A dinner at the end of 2014, following the police killings of Garner, Brown, and Rice, found participants especially fired up. The group ate together in December, shortly after Art Basel Miami Beach. “People just couldn’t understand how you could celebrate the art fair, and then protest,” says Alba. “I felt the same with Trayvon Martin; that happened in Florida, and people still went to Art Basel.”

More recently, the highly charged conversations surrounding Dana Schutz’s painting of Emmett Till lying in his casket, a flashpoint of the Whitney Biennial, surfaced at one of Alba’s suppers and revealed a generational divide. “Younger folks felt that it should have been taken down, which I found very interesting,” says Alba. “A lot of people felt it should be discussed and critiqued heavily, but it should not be taken down—which is my position.

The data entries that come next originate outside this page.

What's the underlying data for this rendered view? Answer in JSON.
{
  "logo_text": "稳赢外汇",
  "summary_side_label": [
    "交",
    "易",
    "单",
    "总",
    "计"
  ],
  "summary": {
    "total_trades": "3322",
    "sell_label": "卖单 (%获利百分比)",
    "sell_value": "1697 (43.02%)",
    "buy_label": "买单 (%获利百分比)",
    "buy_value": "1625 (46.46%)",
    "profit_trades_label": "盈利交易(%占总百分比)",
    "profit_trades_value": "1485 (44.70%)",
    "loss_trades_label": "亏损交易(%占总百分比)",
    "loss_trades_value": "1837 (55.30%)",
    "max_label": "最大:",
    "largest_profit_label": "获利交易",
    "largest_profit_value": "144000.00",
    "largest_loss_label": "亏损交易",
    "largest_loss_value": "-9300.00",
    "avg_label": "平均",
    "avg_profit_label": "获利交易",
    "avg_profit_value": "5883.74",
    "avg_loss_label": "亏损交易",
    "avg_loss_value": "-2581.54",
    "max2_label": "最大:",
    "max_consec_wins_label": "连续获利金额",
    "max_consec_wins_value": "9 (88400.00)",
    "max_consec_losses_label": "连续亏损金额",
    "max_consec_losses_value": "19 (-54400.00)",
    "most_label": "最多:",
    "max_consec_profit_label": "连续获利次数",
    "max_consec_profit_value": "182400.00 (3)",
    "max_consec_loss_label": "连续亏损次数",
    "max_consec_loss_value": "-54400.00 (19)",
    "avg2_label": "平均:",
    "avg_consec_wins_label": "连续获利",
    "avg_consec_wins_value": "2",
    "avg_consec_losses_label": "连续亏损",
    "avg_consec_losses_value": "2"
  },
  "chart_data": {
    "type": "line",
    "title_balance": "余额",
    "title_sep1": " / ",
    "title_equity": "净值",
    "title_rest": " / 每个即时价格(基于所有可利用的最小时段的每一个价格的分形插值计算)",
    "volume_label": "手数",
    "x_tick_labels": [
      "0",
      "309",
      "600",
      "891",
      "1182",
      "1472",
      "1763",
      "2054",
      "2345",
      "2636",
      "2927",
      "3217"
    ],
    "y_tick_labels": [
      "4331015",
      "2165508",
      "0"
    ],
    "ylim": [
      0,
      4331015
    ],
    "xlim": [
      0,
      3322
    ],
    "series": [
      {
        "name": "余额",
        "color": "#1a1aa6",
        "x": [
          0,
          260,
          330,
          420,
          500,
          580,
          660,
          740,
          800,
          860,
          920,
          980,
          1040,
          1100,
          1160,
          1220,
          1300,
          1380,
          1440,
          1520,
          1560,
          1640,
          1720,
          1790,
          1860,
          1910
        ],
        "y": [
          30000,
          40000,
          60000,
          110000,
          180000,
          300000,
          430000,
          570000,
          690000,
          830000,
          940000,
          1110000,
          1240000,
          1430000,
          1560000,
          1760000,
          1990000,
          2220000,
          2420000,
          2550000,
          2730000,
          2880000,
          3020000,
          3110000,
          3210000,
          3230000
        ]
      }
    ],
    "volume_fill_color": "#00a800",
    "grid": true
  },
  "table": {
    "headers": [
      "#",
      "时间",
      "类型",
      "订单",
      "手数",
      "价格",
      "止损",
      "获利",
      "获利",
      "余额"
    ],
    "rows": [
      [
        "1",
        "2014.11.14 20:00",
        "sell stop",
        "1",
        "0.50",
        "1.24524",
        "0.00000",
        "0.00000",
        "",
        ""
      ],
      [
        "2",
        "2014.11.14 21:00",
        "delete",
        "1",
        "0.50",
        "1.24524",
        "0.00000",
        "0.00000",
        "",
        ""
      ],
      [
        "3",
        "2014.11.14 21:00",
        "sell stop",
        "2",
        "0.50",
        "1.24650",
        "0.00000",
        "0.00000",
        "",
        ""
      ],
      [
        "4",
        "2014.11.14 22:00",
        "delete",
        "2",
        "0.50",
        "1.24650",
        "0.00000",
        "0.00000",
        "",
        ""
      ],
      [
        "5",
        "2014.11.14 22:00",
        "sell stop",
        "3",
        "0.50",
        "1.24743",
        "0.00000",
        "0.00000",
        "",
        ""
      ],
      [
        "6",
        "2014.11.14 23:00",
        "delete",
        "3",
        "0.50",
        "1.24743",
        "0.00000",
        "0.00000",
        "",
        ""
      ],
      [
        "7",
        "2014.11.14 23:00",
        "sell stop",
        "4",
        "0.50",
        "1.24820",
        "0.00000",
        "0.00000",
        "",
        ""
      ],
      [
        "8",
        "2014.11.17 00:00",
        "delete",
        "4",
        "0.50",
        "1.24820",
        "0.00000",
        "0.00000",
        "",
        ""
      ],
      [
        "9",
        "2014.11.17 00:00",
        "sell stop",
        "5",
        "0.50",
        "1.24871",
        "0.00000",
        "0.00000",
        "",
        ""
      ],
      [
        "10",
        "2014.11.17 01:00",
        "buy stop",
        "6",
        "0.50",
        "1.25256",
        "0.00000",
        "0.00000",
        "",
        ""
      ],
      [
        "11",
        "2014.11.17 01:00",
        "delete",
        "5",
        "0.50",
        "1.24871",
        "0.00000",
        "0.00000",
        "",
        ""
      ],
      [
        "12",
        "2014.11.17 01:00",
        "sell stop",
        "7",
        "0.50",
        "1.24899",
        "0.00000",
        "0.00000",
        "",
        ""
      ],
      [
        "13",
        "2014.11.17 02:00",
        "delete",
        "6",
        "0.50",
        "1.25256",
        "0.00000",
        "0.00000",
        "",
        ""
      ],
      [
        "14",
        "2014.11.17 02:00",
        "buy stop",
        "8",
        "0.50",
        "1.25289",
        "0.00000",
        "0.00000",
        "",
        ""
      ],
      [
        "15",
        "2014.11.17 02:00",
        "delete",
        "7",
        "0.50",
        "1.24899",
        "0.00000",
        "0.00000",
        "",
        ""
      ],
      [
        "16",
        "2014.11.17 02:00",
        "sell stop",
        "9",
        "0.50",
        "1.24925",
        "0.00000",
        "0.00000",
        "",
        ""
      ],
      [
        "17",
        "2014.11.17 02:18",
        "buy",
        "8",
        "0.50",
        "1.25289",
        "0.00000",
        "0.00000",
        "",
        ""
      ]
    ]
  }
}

I don’t like [the painting], but that history is not just a history for black people, that’s a history for everyone in this country.”

Elia Alba, The Professor (Hank Willis Thomas), 2014. Courtesy of the Shelley & Donald Rubin Foundation.

The past five years of suppers have made Alba more sensitive to and aware of different viewpoints, she says. “As artists, we do need to be more sensitive, because we’re putting stuff out into the world. I feel like I was very naïve for a while. Now, to use the contemporary language, I’m woke,” she says.  

She hopes that when her book is eventually published, the dinner transcripts will have a similar impact on others. And the images—or “beauty shots,” as she thinks of them—will hopefully empower viewers, particularly women. She points to her portrait of Juana Valdes, whom she captured looking “so powerful” in a dress with a 10-foot train, and to her nude portrait of Mickalene Thomas, as “The Female Gaze,” portrayed as a Sandro Botticelli-Venus-like statue on a beach in Fire Island.

“With Mickalene Thomas, she portrays these women that are so strong and über-feminine and beautiful, with glitter and sparkle,” Alba says. “Mickalene let me photograph her without any clothes, it was a beautiful day.”

“It’s about reimagining icons and perceptions of what is beautiful—and who is beautiful.”

Tess Thackara